:: PROBLEM DETAILS ::
Could you return each line below without altering a word?

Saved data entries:
══════════
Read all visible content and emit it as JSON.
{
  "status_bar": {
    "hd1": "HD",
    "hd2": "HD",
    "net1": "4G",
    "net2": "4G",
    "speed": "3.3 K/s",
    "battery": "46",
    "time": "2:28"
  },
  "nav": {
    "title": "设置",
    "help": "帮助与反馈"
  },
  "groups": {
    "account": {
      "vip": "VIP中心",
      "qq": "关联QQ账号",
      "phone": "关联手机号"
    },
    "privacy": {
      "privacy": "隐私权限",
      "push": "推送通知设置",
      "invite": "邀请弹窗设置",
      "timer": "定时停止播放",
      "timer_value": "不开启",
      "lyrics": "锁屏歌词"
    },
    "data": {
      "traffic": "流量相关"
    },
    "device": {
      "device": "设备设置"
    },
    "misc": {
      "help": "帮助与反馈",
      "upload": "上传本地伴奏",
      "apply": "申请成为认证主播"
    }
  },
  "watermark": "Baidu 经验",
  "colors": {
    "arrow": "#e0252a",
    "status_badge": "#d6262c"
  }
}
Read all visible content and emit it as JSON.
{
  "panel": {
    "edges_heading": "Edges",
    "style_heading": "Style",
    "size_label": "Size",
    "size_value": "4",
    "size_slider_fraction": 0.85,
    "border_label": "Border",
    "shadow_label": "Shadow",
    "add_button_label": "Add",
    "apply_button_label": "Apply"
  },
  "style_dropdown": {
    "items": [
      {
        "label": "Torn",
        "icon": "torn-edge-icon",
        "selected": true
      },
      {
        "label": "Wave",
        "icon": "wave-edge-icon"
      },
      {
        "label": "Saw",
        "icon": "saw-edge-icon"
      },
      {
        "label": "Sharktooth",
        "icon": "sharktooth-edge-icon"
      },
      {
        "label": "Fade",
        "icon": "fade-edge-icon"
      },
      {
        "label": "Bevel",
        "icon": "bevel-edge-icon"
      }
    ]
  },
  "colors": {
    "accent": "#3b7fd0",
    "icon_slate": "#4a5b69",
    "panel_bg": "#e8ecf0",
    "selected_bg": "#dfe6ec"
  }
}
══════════
:: ANSWER TO THIS PROBLEM ::
Read all visible content and emit it as JSON.
{
  "status_bar": {
    "hd1": "HD",
    "hd2": "HD",
    "net1": "4G",
    "net2": "4G",
    "speed": "3.3 K/s",
    "battery": "46",
    "time": "2:28"
  },
  "nav": {
    "title": "设置",
    "help": "帮助与反馈"
  },
  "groups": {
    "account": {
      "vip": "VIP中心",
      "qq": "关联QQ账号",
      "phone": "关联手机号"
    },
    "privacy": {
      "privacy": "隐私权限",
      "push": "推送通知设置",
      "invite": "邀请弹窗设置",
      "timer": "定时停止播放",
      "timer_value": "不开启",
      "lyrics": "锁屏歌词"
    },
    "data": {
      "traffic": "流量相关"
    },
    "device": {
      "device": "设备设置"
    },
    "misc": {
      "help": "帮助与反馈",
      "upload": "上传本地伴奏",
      "apply": "申请成为认证主播"
    }
  },
  "watermark": "Baidu 经验",
  "colors": {
    "arrow": "#e0252a",
    "status_badge": "#d6262c"
  }
}
Read all visible content and emit it as JSON.
{
  "panel": {
    "edges_heading": "Edges",
    "style_heading": "Style",
    "size_label": "Size",
    "size_value": "4",
    "size_slider_fraction": 0.85,
    "border_label": "Border",
    "shadow_label": "Shadow",
    "add_button_label": "Add",
    "apply_button_label": "Apply"
  },
  "style_dropdown": {
    "items": [
      {
        "label": "Torn",
        "icon": "torn-edge-icon",
        "selected": true
      },
      {
        "label": "Wave",
        "icon": "wave-edge-icon"
      },
      {
        "label": "Saw",
        "icon": "saw-edge-icon"
      },
      {
        "label": "Sharktooth",
        "icon": "sharktooth-edge-icon"
      },
      {
        "label": "Fade",
        "icon": "fade-edge-icon"
      },
      {
        "label": "Bevel",
        "icon": "bevel-edge-icon"
      }
    ]
  },
  "colors": {
    "accent": "#3b7fd0",
    "icon_slate": "#4a5b69",
    "panel_bg": "#e8ecf0",
    "selected_bg": "#dfe6ec"
  }
}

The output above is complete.